Uber, Ashley Madison, Equifax: these brands are known for ride hailing, infidelity and credit scores respectively, but also for the exposure of customer information.
As of today, many businesses that operate in Australia are subject to the country’s new notifiable data breaches scheme.
Lose a hard drive? Give an unauthorised person patient files? In certain circumstances, companies will have to tell the Office of the Australian Information Commissioner (OAIC) and any individual affected if personal data are lost, stolen or leaked.
If you use any services that collect details about you — from your birth date to your shoe size — here is what you need to know.
When is it personal?
Certain companies or government agencies must disclose a breach if the data includes personal information that is likely to result in serious harm.
So, what is “personal information”? Think of it as any information about a person that would identify them or allow them to be reasonably identifiable.
“It covers a broad range of information that exceed name, address — the really obvious ones,” explained Australian Privacy Commissioner Timothy Pilgrim.
This term is purposefully flexible, agreed Anna Johnston, the director of consultancy firm Salinger Privacy.
Flexibility is important because new technologies, such as machine learning algorithms, are increasingly able to re-identify data that may appear anonymous.

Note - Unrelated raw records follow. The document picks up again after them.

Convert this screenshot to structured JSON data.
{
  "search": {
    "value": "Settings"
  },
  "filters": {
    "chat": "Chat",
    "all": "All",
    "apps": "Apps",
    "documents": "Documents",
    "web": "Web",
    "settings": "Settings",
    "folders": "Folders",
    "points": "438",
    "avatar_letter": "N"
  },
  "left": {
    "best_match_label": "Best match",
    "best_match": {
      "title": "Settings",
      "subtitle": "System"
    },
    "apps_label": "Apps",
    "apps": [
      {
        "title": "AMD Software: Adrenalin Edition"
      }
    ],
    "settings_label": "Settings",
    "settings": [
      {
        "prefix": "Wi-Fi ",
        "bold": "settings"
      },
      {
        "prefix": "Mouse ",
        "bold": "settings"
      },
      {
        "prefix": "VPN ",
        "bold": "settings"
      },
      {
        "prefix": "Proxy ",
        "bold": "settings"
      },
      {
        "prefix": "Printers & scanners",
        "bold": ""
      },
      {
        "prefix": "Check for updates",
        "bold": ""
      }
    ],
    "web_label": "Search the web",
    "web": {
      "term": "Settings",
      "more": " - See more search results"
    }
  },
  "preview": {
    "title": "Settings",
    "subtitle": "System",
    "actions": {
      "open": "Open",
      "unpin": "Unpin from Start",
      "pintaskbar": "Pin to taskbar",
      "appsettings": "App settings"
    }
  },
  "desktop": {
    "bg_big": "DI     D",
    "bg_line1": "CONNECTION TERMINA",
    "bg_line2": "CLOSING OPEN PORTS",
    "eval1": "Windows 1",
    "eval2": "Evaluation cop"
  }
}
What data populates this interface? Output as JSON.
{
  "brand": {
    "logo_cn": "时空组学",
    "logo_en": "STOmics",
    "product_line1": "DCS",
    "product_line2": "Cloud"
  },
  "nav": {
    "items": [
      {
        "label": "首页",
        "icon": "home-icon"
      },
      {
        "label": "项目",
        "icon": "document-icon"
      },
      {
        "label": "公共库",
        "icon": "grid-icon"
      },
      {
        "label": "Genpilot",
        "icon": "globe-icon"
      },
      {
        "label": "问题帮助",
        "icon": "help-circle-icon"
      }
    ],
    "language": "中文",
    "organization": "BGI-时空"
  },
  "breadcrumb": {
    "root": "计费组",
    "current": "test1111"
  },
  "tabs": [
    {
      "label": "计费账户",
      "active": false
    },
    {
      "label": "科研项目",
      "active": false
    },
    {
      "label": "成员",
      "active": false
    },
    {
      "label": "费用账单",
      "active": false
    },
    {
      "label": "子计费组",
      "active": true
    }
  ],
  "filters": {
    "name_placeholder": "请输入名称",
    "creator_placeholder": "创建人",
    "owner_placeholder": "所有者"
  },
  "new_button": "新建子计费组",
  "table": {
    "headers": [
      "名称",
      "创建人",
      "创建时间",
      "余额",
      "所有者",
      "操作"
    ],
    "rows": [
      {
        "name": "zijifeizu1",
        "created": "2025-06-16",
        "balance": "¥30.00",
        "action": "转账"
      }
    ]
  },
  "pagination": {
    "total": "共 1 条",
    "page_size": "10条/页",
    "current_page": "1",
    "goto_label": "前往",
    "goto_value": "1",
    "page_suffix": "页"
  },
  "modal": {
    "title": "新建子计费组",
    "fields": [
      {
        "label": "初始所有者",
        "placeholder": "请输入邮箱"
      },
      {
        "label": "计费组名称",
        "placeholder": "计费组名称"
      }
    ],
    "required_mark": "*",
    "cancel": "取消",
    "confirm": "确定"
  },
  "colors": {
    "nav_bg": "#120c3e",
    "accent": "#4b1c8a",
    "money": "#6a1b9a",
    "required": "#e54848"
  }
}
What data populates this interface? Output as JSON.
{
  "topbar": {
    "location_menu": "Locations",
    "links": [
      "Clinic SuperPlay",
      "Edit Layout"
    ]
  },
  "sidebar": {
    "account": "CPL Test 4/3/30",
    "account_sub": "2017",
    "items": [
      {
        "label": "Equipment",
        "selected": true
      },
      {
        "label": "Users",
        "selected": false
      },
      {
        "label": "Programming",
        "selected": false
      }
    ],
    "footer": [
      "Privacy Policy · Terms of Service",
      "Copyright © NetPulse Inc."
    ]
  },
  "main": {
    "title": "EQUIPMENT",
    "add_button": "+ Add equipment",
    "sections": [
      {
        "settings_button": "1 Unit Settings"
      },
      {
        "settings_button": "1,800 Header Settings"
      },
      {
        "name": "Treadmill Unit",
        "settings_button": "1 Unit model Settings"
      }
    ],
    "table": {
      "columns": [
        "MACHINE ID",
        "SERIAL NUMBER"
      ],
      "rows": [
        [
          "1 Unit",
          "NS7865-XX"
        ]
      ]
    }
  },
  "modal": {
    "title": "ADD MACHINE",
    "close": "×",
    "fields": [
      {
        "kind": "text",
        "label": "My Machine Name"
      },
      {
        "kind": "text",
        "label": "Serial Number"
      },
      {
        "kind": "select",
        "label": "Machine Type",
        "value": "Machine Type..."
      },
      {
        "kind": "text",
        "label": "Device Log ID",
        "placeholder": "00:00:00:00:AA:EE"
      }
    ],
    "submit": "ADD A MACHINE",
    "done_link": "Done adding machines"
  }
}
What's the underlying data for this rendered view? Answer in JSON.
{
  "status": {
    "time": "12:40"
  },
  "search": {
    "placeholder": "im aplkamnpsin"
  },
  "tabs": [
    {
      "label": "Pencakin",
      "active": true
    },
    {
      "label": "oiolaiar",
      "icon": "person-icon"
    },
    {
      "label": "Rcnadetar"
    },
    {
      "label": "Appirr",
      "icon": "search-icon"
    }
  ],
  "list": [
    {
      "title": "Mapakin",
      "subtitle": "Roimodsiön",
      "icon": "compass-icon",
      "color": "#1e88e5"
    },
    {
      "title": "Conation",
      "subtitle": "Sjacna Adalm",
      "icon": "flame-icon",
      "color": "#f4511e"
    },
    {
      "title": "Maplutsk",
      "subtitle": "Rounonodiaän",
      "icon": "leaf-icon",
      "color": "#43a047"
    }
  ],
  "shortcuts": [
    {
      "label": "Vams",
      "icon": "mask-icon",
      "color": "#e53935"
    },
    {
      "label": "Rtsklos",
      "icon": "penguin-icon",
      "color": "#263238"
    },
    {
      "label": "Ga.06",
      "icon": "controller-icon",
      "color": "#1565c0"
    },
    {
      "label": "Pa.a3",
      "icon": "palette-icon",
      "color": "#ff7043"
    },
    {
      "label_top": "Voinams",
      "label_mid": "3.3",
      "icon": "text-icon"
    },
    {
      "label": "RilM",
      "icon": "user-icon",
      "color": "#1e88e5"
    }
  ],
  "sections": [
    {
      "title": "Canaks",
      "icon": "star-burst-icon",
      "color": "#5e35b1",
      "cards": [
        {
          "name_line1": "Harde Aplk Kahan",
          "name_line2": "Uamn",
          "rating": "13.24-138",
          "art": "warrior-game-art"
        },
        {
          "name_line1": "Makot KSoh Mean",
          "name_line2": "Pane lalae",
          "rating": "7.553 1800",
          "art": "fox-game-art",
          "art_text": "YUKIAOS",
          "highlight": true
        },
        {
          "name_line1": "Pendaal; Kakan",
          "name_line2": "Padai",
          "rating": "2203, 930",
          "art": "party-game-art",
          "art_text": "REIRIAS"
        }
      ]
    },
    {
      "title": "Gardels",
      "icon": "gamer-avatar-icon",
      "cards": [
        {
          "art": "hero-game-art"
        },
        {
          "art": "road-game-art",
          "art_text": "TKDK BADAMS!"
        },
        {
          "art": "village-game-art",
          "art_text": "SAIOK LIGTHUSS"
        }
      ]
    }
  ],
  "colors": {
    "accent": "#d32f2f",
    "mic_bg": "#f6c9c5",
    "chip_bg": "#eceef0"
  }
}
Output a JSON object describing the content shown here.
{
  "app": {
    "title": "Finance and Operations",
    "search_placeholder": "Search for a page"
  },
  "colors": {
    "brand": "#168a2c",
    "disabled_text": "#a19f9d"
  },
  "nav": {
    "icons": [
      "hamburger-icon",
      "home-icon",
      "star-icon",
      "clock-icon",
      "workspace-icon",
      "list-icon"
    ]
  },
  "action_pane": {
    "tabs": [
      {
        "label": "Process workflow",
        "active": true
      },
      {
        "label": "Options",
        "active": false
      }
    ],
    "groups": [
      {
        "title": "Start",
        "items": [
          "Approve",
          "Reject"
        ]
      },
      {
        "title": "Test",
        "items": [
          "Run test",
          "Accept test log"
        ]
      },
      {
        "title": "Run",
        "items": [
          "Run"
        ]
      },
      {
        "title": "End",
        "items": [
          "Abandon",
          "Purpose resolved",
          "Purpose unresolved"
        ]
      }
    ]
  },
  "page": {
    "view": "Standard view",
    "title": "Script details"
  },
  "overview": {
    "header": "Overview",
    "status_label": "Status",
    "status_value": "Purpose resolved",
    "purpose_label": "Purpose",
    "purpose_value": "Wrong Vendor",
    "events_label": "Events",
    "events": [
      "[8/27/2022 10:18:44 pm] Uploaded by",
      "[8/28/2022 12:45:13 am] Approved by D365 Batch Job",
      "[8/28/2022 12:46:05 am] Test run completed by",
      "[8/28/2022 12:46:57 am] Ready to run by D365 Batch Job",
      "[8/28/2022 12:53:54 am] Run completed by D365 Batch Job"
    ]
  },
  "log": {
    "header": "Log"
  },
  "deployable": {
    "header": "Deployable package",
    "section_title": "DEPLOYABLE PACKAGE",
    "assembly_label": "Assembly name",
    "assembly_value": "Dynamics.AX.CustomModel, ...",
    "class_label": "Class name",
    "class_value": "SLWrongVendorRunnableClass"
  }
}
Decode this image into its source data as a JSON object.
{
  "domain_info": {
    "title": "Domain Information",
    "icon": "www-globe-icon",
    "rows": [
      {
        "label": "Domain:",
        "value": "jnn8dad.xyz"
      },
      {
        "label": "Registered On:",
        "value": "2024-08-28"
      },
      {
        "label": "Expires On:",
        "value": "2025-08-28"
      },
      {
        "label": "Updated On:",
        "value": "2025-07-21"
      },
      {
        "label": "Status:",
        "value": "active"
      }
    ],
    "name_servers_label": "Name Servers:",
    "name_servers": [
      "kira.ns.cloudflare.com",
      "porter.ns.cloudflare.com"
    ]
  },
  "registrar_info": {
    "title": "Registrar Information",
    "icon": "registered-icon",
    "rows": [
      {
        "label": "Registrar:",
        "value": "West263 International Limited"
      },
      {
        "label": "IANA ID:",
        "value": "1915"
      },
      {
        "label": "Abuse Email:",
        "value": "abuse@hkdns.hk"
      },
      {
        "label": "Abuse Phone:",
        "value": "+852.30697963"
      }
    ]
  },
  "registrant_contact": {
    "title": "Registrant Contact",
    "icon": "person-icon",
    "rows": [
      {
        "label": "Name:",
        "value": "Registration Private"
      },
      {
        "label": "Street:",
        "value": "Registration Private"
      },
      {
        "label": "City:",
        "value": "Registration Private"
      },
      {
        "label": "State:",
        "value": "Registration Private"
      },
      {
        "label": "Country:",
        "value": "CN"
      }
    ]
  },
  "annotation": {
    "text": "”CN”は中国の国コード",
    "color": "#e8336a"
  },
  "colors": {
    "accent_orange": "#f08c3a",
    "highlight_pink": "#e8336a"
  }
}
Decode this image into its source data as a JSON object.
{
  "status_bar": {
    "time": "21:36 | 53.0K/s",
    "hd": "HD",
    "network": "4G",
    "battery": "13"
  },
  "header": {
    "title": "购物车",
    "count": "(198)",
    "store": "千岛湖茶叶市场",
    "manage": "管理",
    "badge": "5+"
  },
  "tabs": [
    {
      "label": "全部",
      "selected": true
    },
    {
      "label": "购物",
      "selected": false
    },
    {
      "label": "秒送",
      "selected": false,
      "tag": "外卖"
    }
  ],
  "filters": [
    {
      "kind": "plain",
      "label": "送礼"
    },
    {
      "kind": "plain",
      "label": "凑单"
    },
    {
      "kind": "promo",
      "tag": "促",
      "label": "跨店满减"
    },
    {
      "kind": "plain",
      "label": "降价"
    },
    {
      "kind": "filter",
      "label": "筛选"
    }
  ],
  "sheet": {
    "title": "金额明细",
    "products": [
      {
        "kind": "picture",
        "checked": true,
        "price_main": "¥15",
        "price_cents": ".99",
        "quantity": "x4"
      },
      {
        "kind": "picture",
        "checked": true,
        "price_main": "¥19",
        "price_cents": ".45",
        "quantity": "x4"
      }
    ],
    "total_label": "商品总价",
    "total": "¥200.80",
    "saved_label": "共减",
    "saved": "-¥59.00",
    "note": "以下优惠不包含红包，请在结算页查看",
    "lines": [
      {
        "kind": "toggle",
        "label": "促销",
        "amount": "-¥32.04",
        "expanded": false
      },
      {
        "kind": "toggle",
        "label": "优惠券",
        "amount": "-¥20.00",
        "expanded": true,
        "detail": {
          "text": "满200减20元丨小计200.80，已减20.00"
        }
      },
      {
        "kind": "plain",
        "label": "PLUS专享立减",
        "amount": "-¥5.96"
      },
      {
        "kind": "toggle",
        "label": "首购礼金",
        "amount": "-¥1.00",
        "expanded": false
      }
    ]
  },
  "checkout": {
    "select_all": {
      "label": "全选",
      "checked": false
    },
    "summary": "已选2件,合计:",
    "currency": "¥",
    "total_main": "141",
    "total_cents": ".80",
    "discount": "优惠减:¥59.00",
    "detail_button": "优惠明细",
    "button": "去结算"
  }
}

For example, something as simple as an IP address — essentially, your computer’s internet street address — could be used to identify you if combined with another data set that included your birthdate and internet habits.
Is the breach ‘likely to result in serious harm’?
If a data breach involves personal information, it must be disclosed if the breach is likely to result in “serious harm” to any affected individual.
This is not simply the annoyance of getting a new credit card if your number is stolen — “serious physical, psychological, emotional, financial, or reputational harm” are all included.
Consider the situation of a domestic violence survivor or a family court judge, for instance.
“There are lots of different people … who would be placed at much greater risk of harm if their home address or their history of movement — geolocation data — was exposed versus simply a credit card number,” Ms Johnston explained.
Which companies are affected?
A broad selection of Australian business and government organisations are affected by the law.
Importantly, all Federal Government agencies, businesses and not-for-profits with greater than $3 million in turnover must disclose breaches.
Businesses with less than $3 million in turnover must also disclose breaches if they trade in personal information or provide health services.
“You could be a one-person, part-time local physiotherapist,” Ms Johnston explained, “if you suffer a breach involving personal information, then these requirements are triggered.”
There are two more key categories of affected businesses: credit reporting bodies or credit providers and companies that hold tax file numbers if those tax file numbers are lost or stolen.
Even the American tech companies?
Foreign companies that operate in Australia come under the rules, but the OAIC has already been able to investigate overseas breaches that affect Australians.
Commissioner Pilgrim confirmed his office is looking into Uber’s 2016 data breach that affected at least 57 million customers, and which was disclosed in late 2017 before the data breach law came into effect.
The OAIC can also join forces with privacy commissioners overseas to investigate international data breaches.
“Two years ago, my office did a joint investigation with the Canadian commissioner’s office in the Ashley Madison breach,” he explained, referring to the infamous infidelity website hack.
“We found Ashley Madison in breach under both our laws.”
How long do they have to notify you?
Companies must tell the OAIC and those affected as soon as practicable, once they have determined the facts of the breach, whether the breach can be contained and whether there is a likely risk of serious harm to individuals.
There are some situations where a company might delay notification, however — if the police are investigating a hack and disclosure might tip off the perpetrator, for example.
What penalties might companies face?
The maximum civil fine that the OAIC can issue is $2.1 million to businesses or $420,000 to individuals, but that may not be the only punishment.
According to Mr Pilgrim, many organisations now see personal data as one of their most powerful assets.
“One of the biggest risks they have is losing the trust of their customers,” he said.
A recent OAIC survey found that 58 per cent of those surveyed would avoid dealing with a private company over privacy concerns.
“Loss of reputation, loss of share market value are ultimately why companies should be worried about the bottom line,” Ms Johnston added.
Can companies collect any data they want about me?
Under Australia’s Privacy Principles, companies cannot collect anything they like.
“Organisations can only collect information they require for their function or activity,” Commissioner Pilgrim explained.
“They run the risk collecting information they don’t need, which could be in breach of the [Privacy Act].”
In Ms Johnston’s view, American technology companies have set a problematic standard around data collection.
The American approach to privacy is to rely primarily on consumer protection law, she said, which allows US companies to often bury their data collection polices in the fine print and count that as sufficient customer disclosure.
“We do unfortunately have this kind of disconnect in Australia and much of the rest of the world, where the privacy laws say one thing and the business practices reflect something entirely different,” Ms Johnston added.